EXERCISE INPUT >>
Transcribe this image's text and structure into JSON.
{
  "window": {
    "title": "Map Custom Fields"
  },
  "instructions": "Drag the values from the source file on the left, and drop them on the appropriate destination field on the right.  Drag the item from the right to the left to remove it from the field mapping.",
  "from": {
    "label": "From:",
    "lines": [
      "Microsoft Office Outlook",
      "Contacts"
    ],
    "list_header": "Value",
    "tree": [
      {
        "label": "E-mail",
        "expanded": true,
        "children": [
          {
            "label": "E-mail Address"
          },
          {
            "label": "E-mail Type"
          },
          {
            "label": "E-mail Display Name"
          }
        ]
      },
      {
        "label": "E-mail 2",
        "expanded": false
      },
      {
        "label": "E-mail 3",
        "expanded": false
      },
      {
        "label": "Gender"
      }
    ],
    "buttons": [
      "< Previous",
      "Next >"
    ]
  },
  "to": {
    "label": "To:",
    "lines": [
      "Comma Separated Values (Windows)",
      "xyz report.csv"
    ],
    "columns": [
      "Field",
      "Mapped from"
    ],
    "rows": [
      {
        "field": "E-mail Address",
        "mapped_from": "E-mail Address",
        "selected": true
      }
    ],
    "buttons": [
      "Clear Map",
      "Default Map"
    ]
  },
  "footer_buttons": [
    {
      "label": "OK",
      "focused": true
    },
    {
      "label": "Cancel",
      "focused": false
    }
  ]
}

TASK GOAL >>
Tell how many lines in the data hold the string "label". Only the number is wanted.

RESPONSE TO THE TASK >>
11